If you are anything like us, you'll fight over the dark meat and save the breast for leftovers. Reheating turkey or chicken breasts would be a mistake -- they dry out too quickly. Better slice them up for sandwiches or dice and toss with canned tangerines, herbs, thick Greek yogurt (or mayo) and Dijon mustard for an awesome salad. The sandwich possibilities are endless, but the one in the picture is with bacon, apples, avocado, red onions, and aioli (mayo with a little mashed garlic and lemon juice).

3 comments:

Terry B said...

Omigod, Helen, both the original turkey and the sandwich sound delicious. As we speak, my wife is cooking up some macaroni and cheese with leftover turkey, leeks and mushrooms.
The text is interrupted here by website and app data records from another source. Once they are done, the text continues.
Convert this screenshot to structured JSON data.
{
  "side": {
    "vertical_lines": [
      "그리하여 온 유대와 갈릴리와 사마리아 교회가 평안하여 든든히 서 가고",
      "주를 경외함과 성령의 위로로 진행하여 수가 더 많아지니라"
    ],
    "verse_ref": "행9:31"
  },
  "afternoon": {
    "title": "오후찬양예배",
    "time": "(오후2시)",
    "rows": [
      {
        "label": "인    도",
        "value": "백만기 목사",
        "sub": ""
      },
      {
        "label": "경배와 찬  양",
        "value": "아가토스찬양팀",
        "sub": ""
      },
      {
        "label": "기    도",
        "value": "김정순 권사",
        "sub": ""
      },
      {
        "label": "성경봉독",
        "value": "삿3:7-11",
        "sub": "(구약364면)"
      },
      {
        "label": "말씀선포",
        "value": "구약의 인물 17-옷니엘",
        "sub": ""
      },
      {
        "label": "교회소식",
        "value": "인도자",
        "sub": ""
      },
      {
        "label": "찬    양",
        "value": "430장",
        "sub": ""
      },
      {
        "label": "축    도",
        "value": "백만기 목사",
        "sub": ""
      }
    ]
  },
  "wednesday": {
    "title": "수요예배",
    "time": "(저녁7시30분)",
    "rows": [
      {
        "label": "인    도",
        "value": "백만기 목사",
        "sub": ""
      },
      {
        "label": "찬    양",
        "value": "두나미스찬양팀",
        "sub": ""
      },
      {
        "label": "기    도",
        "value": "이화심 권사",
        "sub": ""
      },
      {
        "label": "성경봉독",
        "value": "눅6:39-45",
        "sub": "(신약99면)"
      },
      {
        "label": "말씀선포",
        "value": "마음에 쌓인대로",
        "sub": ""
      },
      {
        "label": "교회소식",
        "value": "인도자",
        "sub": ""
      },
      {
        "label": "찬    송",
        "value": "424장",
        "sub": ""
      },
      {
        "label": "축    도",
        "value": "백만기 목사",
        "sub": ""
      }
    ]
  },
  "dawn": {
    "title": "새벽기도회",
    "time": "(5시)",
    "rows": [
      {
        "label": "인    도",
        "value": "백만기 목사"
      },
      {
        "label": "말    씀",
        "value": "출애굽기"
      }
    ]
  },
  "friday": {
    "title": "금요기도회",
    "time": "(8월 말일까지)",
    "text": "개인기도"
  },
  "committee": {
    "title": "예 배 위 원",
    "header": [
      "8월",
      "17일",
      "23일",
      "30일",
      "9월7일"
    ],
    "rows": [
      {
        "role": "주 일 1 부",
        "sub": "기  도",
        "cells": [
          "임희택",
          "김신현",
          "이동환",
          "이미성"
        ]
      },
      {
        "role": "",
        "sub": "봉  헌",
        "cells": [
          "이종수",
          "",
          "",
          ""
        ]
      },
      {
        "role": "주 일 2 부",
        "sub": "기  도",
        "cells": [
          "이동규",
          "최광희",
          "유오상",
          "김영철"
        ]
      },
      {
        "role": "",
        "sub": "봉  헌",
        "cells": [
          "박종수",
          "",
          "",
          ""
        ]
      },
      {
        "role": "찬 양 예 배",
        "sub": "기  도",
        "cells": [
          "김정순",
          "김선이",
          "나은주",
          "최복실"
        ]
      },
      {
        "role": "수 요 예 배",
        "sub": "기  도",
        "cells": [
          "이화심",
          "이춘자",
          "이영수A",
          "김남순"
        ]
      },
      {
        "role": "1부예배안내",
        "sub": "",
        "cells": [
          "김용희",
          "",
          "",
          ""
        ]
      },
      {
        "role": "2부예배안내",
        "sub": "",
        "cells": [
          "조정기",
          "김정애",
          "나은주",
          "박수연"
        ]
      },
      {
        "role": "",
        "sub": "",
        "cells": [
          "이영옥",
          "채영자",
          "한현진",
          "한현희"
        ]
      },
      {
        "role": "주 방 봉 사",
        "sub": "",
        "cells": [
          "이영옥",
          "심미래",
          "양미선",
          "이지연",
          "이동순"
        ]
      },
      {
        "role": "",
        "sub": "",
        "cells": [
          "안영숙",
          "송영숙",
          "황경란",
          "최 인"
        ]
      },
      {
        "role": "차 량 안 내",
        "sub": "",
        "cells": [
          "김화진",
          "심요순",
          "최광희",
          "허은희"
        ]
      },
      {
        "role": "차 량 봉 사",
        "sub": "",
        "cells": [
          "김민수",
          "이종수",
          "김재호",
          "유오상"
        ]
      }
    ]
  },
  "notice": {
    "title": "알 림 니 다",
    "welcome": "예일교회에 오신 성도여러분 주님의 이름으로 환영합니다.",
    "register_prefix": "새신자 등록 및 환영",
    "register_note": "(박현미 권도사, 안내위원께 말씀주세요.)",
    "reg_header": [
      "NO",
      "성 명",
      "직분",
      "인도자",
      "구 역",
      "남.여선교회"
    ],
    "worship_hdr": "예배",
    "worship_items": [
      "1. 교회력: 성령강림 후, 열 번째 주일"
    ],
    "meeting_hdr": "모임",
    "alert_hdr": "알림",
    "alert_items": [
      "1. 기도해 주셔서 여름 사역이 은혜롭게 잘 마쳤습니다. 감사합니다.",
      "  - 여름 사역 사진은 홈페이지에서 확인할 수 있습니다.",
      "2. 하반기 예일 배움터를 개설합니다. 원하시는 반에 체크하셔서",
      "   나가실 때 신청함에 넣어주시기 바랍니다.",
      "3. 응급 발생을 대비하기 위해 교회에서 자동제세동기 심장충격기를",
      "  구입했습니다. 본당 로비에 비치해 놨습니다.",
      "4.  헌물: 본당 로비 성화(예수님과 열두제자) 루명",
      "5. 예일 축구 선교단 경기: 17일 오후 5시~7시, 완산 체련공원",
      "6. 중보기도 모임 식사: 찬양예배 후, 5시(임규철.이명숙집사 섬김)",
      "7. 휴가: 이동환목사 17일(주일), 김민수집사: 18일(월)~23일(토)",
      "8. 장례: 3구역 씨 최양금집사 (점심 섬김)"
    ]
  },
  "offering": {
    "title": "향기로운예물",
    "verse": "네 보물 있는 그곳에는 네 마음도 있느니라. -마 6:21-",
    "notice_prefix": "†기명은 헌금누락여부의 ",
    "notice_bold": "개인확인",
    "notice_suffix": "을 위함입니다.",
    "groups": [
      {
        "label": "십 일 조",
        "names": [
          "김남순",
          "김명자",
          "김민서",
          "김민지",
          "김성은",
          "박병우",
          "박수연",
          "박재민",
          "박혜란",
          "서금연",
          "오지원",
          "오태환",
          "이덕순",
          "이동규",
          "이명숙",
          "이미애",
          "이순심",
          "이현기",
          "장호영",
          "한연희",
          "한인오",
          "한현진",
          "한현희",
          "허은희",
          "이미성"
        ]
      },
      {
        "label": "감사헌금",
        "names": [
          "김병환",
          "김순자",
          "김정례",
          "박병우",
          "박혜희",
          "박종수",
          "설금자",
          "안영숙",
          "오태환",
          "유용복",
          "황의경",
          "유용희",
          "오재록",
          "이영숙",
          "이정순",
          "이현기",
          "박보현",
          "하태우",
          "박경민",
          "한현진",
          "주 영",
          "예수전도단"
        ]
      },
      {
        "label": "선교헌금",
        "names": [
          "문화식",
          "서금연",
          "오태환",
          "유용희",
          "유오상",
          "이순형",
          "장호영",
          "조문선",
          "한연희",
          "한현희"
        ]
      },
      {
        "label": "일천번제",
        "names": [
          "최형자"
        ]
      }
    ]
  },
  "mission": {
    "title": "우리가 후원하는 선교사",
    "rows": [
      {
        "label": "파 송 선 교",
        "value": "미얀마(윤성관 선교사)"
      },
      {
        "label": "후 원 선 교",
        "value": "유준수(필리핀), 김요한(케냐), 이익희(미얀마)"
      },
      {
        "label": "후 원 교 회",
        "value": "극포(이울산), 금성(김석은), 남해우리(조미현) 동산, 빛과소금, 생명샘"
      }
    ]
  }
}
And not a moment too soon, after reading this post.

lucette said...

My mom's method is not unlike your mom's. Following her directions my sister and I have been using a covered turkey roaster for years (although feeling slightly guilty when reading gourmet turkey recipes).

Dianka said...

Wonderful tips, Helen! Thank you so much, I'm printing this out!